## WHAT YOU ARE ASKED TO DO
An exact, complete copy of the entries is needed, with the pictures left out.

== EXCERPTED RECORDS

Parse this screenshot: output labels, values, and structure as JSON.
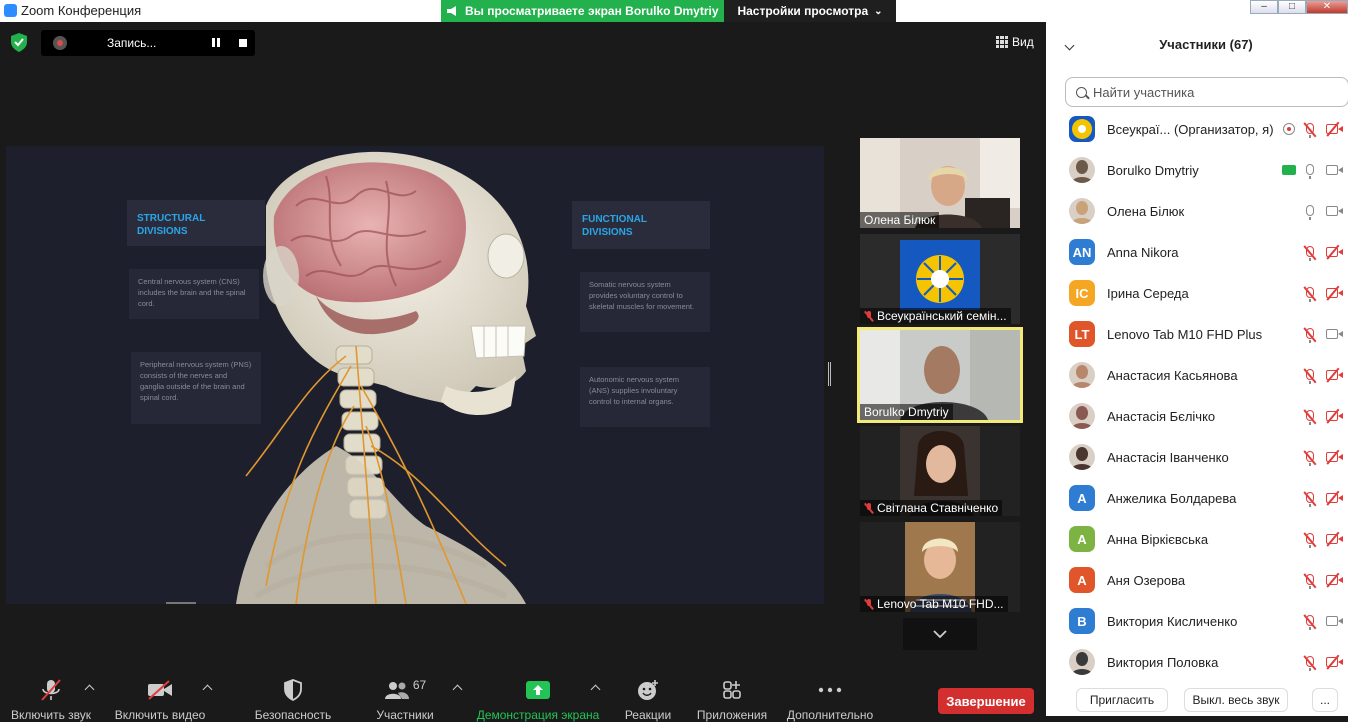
{
  "window": {
    "title": "Zoom Конференция"
  },
  "share_banner": {
    "text": "Вы просматриваете экран Borulko Dmytriy",
    "view_settings": "Настройки просмотра"
  },
  "recording": {
    "label": "Запись..."
  },
  "view_button": {
    "label": "Вид"
  },
  "slide": {
    "structural_heading": "STRUCTURAL DIVISIONS",
    "functional_heading": "FUNCTIONAL DIVISIONS",
    "cns_text": "Central nervous system (CNS) includes the brain and the spinal cord.",
    "pns_text": "Peripheral nervous system (PNS) consists of the nerves and ganglia outside of the brain and spinal cord.",
    "somatic_text": "Somatic nervous system provides voluntary control to skeletal muscles for movement.",
    "ans_text": "Autonomic nervous system (ANS) supplies involuntary control to internal organs."
  },
  "thumbnails": [
    {
      "name": "Олена Білюк",
      "muted": false,
      "active": false
    },
    {
      "name": "Всеукраїнський семін...",
      "muted": true,
      "active": false
    },
    {
      "name": "Borulko Dmytriy",
      "muted": false,
      "active": true
    },
    {
      "name": "Світлана Ставніченко",
      "muted": true,
      "active": false
    },
    {
      "name": "Lenovo Tab M10 FHD...",
      "muted": true,
      "active": false
    }
  ],
  "toolbar": {
    "audio": "Включить звук",
    "video": "Включить видео",
    "security": "Безопасность",
    "participants": "Участники",
    "participants_count": "67",
    "share": "Демонстрация экрана",
    "reactions": "Реакции",
    "apps": "Приложения",
    "more": "Дополнительно",
    "end": "Завершение"
  },
  "participants_panel": {
    "title": "Участники (67)",
    "search_placeholder": "Найти участника",
    "invite": "Пригласить",
    "mute_all": "Выкл. весь звук",
    "more": "...",
    "items": [
      {
        "name": "Всеукраї...  (Организатор, я)",
        "avatar": "logo",
        "color": "#f5c400",
        "sharing": false,
        "recording": true,
        "mic_muted": true,
        "cam_off": true
      },
      {
        "name": "Borulko Dmytriy",
        "avatar": "photo",
        "color": "#6b5a4a",
        "sharing": true,
        "recording": false,
        "mic_muted": false,
        "cam_off": false
      },
      {
        "name": "Олена Білюк",
        "avatar": "photo",
        "color": "#c9a27a",
        "sharing": false,
        "recording": false,
        "mic_muted": false,
        "cam_off": false
      },
      {
        "name": "Anna Nikora",
        "avatar": "AN",
        "color": "#2f7dd3",
        "sharing": false,
        "recording": false,
        "mic_muted": true,
        "cam_off": true
      },
      {
        "name": "Ірина Середа",
        "avatar": "IC",
        "color": "#f5a623",
        "sharing": false,
        "recording": false,
        "mic_muted": true,
        "cam_off": true
      },
      {
        "name": "Lenovo Tab M10 FHD Plus",
        "avatar": "LT",
        "color": "#e0562a",
        "sharing": false,
        "recording": false,
        "mic_muted": true,
        "cam_off": false
      },
      {
        "name": "Анастасия Касьянова",
        "avatar": "photo",
        "color": "#b8866a",
        "sharing": false,
        "recording": false,
        "mic_muted": true,
        "cam_off": true
      },
      {
        "name": "Анастасія Бєлічко",
        "avatar": "photo",
        "color": "#8a5a52",
        "sharing": false,
        "recording": false,
        "mic_muted": true,
        "cam_off": true
      },
      {
        "name": "Анастасія Іванченко",
        "avatar": "photo",
        "color": "#4a3530",
        "sharing": false,
        "recording": false,
        "mic_muted": true,
        "cam_off": true
      },
      {
        "name": "Анжелика Болдарева",
        "avatar": "A",
        "color": "#2f7dd3",
        "sharing": false,
        "recording": false,
        "mic_muted": true,
        "cam_off": true
      },
      {
        "name": "Анна Віркієвська",
        "avatar": "A",
        "color": "#7cb342",
        "sharing": false,
        "recording": false,
        "mic_muted": true,
        "cam_off": true
      },
      {
        "name": "Аня Озерова",
        "avatar": "A",
        "color": "#e0562a",
        "sharing": false,
        "recording": false,
        "mic_muted": true,
        "cam_off": true
      },
      {
        "name": "Виктория Кисличенко",
        "avatar": "B",
        "color": "#2f7dd3",
        "sharing": false,
        "recording": false,
        "mic_muted": true,
        "cam_off": false
      },
      {
        "name": "Виктория Половка",
        "avatar": "photo",
        "color": "#3a3a3a",
        "sharing": false,
        "recording": false,
        "mic_muted": true,
        "cam_off": true
      }
    ]
  }
}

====

## SOLUTION TO THE EXERCISE
Parse this screenshot: output labels, values, and structure as JSON.
{
  "window": {
    "title": "Zoom Конференция"
  },
  "share_banner": {
    "text": "Вы просматриваете экран Borulko Dmytriy",
    "view_settings": "Настройки просмотра"
  },
  "recording": {
    "label": "Запись..."
  },
  "view_button": {
    "label": "Вид"
  },
  "slide": {
    "structural_heading": "STRUCTURAL DIVISIONS",
    "functional_heading": "FUNCTIONAL DIVISIONS",
    "cns_text": "Central nervous system (CNS) includes the brain and the spinal cord.",
    "pns_text": "Peripheral nervous system (PNS) consists of the nerves and ganglia outside of the brain and spinal cord.",
    "somatic_text": "Somatic nervous system provides voluntary control to skeletal muscles for movement.",
    "ans_text": "Autonomic nervous system (ANS) supplies involuntary control to internal organs."
  },
  "thumbnails": [
    {
      "name": "Олена Білюк",
      "muted": false,
      "active": false
    },
    {
      "name": "Всеукраїнський семін...",
      "muted": true,
      "active": false
    },
    {
      "name": "Borulko Dmytriy",
      "muted": false,
      "active": true
    },
    {
      "name": "Світлана Ставніченко",
      "muted": true,
      "active": false
    },
    {
      "name": "Lenovo Tab M10 FHD...",
      "muted": true,
      "active": false
    }
  ],
  "toolbar": {
    "audio": "Включить звук",
    "video": "Включить видео",
    "security": "Безопасность",
    "participants": "Участники",
    "participants_count": "67",
    "share": "Демонстрация экрана",
    "reactions": "Реакции",
    "apps": "Приложения",
    "more": "Дополнительно",
    "end": "Завершение"
  },
  "participants_panel": {
    "title": "Участники (67)",
    "search_placeholder": "Найти участника",
    "invite": "Пригласить",
    "mute_all": "Выкл. весь звук",
    "more": "...",
    "items": [
      {
        "name": "Всеукраї...  (Организатор, я)",
        "avatar": "logo",
        "color": "#f5c400",
        "sharing": false,
        "recording": true,
        "mic_muted": true,
        "cam_off": true
      },
      {
        "name": "Borulko Dmytriy",
        "avatar": "photo",
        "color": "#6b5a4a",
        "sharing": true,
        "recording": false,
        "mic_muted": false,
        "cam_off": false
      },
      {
        "name": "Олена Білюк",
        "avatar": "photo",
        "color": "#c9a27a",
        "sharing": false,
        "recording": false,
        "mic_muted": false,
        "cam_off": false
      },
      {
        "name": "Anna Nikora",
        "avatar": "AN",
        "color": "#2f7dd3",
        "sharing": false,
        "recording": false,
        "mic_muted": true,
        "cam_off": true
      },
      {
        "name": "Ірина Середа",
        "avatar": "IC",
        "color": "#f5a623",
        "sharing": false,
        "recording": false,
        "mic_muted": true,
        "cam_off": true
      },
      {
        "name": "Lenovo Tab M10 FHD Plus",
        "avatar": "LT",
        "color": "#e0562a",
        "sharing": false,
        "recording": false,
        "mic_muted": true,
        "cam_off": false
      },
      {
        "name": "Анастасия Касьянова",
        "avatar": "photo",
        "color": "#b8866a",
        "sharing": false,
        "recording": false,
        "mic_muted": true,
        "cam_off": true
      },
      {
        "name": "Анастасія Бєлічко",
        "avatar": "photo",
        "color": "#8a5a52",
        "sharing": false,
        "recording": false,
        "mic_muted": true,
        "cam_off": true
      },
      {
        "name": "Анастасія Іванченко",
        "avatar": "photo",
        "color": "#4a3530",
        "sharing": false,
        "recording": false,
        "mic_muted": true,
        "cam_off": true
      },
      {
        "name": "Анжелика Болдарева",
        "avatar": "A",
        "color": "#2f7dd3",
        "sharing": false,
        "recording": false,
        "mic_muted": true,
        "cam_off": true
      },
      {
        "name": "Анна Віркієвська",
        "avatar": "A",
        "color": "#7cb342",
        "sharing": false,
        "recording": false,
        "mic_muted": true,
        "cam_off": true
      },
      {
        "name": "Аня Озерова",
        "avatar": "A",
        "color": "#e0562a",
        "sharing": false,
        "recording": false,
        "mic_muted": true,
        "cam_off": true
      },
      {
        "name": "Виктория Кисличенко",
        "avatar": "B",
        "color": "#2f7dd3",
        "sharing": false,
        "recording": false,
        "mic_muted": true,
        "cam_off": false
      },
      {
        "name": "Виктория Половка",
        "avatar": "photo",
        "color": "#3a3a3a",
        "sharing": false,
        "recording": false,
        "mic_muted": true,
        "cam_off": true
      }
    ]
  }
}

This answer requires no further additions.